The railways wants passengers to count calories as you eat train food but can’t trust the cooks enough to ensure the plan stays on track.
A plan to list calorie and other nutritional nuggets on Rajdhani, Shatabdi and Duronto food has been red-flagged by the railway board, which fears problems in standardisation and a rash of lawsuits.
Officials in the railway ministry’s catering division submitted a concept note after a month of planning for the labels that would mention calories and nutritional content on such food – from cutlets and omelettes to rice, vegetables, lentils and non-vegetarian dishes.

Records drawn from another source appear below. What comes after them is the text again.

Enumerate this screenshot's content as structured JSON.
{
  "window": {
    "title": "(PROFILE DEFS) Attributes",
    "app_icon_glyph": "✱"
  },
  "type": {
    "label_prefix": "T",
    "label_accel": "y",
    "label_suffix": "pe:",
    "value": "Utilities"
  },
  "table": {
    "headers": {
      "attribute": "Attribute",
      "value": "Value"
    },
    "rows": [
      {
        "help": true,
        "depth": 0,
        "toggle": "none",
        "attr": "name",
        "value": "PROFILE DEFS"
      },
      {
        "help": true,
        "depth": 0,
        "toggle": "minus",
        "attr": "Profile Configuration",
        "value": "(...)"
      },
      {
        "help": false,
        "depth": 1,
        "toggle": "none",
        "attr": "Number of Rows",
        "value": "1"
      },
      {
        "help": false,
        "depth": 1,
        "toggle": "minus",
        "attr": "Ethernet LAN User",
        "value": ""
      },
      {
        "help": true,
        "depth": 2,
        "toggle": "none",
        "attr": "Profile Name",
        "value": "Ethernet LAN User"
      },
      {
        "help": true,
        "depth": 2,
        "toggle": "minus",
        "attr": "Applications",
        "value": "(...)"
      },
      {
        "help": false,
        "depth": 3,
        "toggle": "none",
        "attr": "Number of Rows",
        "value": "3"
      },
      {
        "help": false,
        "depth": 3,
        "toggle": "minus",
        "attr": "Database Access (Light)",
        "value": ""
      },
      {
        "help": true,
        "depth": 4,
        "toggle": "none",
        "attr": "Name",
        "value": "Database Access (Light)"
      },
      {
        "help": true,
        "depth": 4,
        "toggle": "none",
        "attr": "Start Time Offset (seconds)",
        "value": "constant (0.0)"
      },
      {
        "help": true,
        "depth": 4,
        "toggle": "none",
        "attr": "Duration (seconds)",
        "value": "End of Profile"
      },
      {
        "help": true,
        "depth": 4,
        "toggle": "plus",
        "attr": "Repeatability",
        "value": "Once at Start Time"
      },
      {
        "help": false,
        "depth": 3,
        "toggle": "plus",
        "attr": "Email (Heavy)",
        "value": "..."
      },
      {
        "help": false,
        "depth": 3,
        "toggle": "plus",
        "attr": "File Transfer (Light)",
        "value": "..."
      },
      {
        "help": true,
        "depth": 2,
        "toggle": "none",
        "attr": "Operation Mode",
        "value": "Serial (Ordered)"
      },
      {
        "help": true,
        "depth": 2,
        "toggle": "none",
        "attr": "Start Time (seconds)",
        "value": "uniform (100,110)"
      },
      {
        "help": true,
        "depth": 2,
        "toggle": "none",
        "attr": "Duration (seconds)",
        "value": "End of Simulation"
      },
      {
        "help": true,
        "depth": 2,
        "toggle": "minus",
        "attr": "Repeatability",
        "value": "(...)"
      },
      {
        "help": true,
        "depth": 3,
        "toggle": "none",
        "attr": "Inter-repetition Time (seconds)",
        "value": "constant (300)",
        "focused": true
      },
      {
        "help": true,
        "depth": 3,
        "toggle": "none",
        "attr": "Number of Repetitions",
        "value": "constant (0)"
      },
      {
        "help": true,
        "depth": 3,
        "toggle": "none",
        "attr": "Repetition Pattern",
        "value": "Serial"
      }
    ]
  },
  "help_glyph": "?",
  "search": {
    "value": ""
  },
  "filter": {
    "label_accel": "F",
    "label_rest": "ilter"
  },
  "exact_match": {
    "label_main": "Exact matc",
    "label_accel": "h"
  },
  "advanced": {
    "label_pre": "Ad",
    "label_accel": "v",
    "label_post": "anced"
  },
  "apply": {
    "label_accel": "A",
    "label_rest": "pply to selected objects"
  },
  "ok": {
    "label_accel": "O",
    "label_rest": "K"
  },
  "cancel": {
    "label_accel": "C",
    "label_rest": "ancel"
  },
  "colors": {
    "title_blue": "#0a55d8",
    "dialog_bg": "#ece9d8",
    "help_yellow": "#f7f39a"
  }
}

The officials studied examples of ready-to-eat and cooked food items in other countries and in their note, said more and more rail caterers were moving towards such practices. “Putting information on nutrition will help consumers,” the official said.
As part of the plan, government-owned hotel management institutes and the Hyderabad-based National Institute of Nutrition were to be consulted in preparing a uniform list of ingredients, their proportions, and nutritional and calorific values.
But senior officials in the board raised concerns. “The proposal was to provide a standardised format of ingredients to all food contractors who would be asked to stick to it. But the board felt the cooks could not be trusted with the ingredients, particularly oils and spices,” a board official said. “Members also expressed concern that any discrepancies between labels and the actual values could lead to litigation.”
The menus in the 22 sets of Rajdhanis, 24 sets of Shatabdis and 27 sets of Durontos are fixed and mostly include tea, soup, breadsticks, snacks, and vegetarian and non-vegetarian meals that include chapattis, rice, pulses, chicken and vegetables. The food is provided by private contractors or through the rail-owned Indian Railway Catering and Tourism Corporation.
IRCTC public affairs head Sandip Dutta said: “There have been constant efforts to enhance the quality of food provided in trains and if this one add-on helps passengers, there is no harm in trying it.”
V. Sudershan Rao, a scientist with the food safety division of the National Institute of Nutrition, said: “Nutritional information on ready-to-eat meal packets on trains would be a welcome step. Several surveys have shown that a large percentage of consumers read labels thoroughly and then exercise their choice of food.”